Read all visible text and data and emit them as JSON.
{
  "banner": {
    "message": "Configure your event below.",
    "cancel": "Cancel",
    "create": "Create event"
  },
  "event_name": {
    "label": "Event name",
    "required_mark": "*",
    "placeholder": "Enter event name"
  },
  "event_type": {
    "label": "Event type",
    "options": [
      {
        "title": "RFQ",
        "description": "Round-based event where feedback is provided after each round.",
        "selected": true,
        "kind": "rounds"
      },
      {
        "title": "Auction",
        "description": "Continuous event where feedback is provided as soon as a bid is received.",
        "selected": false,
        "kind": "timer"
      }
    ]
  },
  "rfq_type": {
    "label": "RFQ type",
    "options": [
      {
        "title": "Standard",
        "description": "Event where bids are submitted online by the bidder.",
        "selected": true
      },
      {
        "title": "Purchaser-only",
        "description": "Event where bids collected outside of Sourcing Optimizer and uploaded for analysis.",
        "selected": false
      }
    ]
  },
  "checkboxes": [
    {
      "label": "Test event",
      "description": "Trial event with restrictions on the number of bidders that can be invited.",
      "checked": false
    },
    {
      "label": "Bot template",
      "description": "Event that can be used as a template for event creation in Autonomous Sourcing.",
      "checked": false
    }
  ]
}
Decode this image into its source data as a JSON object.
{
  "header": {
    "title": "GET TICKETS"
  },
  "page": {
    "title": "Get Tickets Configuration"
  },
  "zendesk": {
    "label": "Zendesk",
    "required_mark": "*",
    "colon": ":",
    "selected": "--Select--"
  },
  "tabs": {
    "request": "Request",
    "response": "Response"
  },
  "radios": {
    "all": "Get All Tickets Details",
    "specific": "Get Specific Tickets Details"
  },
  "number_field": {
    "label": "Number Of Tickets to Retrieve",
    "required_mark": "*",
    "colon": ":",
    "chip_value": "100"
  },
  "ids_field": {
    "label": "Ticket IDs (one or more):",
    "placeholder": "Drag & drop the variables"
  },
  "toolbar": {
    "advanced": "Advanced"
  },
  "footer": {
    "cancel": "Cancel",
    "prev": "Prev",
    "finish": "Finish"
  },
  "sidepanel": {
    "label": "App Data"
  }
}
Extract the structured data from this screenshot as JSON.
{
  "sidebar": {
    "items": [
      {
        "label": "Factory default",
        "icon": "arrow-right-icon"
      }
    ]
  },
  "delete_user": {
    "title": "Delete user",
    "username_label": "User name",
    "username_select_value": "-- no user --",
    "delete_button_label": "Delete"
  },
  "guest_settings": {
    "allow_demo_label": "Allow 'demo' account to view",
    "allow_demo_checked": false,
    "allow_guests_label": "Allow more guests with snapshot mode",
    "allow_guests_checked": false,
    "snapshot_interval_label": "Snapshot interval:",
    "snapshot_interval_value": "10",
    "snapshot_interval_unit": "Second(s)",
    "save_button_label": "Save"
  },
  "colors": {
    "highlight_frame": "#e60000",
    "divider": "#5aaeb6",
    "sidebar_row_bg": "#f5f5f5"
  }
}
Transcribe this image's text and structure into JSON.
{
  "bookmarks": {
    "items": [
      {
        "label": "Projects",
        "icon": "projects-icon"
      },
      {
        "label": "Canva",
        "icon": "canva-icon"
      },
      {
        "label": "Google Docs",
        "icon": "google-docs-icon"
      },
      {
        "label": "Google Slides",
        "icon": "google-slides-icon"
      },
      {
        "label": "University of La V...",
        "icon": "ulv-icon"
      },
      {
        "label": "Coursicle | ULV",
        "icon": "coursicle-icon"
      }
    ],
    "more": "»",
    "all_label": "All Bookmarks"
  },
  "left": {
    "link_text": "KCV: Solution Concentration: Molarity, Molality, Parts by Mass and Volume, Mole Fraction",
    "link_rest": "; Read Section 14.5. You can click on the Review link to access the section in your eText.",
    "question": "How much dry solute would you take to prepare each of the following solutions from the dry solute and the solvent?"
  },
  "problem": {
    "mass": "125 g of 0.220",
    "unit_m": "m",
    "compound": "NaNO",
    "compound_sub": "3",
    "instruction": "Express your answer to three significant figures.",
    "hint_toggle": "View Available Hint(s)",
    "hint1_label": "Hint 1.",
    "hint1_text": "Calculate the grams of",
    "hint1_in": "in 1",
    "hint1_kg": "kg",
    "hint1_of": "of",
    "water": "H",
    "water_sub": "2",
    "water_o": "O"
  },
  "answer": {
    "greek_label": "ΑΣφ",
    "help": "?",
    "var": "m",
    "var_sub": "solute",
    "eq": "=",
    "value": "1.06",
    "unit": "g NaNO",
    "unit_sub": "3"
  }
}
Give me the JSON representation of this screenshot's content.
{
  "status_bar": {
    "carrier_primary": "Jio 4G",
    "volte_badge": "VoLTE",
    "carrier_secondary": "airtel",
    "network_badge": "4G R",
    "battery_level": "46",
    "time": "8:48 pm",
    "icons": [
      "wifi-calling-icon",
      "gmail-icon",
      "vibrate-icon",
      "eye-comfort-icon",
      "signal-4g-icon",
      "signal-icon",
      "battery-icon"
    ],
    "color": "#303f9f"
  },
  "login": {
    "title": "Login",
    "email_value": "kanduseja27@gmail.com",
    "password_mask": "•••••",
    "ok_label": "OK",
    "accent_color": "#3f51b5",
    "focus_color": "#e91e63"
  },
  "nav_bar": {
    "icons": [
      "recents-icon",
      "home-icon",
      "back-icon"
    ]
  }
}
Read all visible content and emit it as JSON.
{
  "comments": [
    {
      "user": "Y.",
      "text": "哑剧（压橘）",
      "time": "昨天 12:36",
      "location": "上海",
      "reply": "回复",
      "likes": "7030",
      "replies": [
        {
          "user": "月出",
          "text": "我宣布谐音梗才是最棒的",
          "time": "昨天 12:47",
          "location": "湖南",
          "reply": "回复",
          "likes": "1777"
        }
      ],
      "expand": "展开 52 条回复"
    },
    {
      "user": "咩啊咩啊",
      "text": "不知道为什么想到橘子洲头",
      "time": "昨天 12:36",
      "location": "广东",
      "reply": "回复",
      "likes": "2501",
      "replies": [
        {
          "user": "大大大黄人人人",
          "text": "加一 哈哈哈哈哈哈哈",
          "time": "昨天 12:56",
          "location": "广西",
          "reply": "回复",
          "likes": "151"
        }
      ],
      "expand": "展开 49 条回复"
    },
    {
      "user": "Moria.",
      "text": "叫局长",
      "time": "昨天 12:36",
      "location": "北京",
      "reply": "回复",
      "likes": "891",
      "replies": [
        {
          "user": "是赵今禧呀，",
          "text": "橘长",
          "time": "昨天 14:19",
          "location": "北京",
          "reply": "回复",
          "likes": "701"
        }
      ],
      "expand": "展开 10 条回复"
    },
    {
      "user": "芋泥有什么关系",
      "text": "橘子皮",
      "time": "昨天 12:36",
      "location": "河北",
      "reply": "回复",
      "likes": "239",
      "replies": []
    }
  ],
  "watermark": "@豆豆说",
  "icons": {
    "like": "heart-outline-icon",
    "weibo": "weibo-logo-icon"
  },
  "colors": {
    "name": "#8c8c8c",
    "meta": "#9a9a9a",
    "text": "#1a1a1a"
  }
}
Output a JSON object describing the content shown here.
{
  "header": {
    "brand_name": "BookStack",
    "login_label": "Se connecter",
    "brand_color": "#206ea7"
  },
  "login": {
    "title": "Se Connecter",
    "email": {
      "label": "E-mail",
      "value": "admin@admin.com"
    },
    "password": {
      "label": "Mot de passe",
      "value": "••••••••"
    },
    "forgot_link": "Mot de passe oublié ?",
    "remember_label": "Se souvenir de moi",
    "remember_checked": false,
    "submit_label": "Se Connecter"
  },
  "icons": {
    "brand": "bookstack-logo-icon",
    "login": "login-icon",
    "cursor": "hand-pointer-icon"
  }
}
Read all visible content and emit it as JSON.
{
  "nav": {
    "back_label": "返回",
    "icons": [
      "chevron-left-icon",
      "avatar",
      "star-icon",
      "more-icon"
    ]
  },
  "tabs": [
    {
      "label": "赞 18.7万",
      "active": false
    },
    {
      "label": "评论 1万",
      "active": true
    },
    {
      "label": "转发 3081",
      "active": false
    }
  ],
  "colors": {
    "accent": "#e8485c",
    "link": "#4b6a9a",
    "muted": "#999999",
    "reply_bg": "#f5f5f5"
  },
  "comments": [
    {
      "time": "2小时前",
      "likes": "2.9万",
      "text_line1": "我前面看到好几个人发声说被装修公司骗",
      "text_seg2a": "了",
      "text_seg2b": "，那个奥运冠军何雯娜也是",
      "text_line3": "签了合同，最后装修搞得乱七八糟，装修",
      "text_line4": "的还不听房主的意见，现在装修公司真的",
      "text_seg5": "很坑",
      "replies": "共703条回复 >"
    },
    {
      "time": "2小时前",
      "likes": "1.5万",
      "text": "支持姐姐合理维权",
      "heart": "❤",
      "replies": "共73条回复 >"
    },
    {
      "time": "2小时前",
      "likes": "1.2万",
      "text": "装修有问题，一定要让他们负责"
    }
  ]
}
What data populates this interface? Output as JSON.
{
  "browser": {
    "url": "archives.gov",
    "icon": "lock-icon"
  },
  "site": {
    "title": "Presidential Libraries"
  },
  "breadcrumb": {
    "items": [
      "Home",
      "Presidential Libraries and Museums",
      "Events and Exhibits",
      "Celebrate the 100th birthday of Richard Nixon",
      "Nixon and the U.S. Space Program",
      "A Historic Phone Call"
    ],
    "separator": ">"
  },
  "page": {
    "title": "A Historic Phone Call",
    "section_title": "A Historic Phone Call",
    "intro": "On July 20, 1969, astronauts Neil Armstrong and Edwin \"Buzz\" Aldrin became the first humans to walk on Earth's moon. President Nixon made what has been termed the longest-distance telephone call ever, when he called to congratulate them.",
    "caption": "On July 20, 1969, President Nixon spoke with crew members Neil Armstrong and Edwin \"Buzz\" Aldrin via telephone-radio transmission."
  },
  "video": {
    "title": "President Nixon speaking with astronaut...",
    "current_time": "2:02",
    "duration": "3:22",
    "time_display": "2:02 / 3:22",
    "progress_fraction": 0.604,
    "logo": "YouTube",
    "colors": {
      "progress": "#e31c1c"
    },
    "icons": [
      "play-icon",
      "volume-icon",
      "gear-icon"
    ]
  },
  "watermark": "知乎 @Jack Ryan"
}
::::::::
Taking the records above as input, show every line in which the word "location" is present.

▶ Task result:
      "location": "上海",
          "location": "湖南",
      "location": "广东",
          "location": "广西",
      "location": "北京",
          "location": "北京",
      "location": "河北",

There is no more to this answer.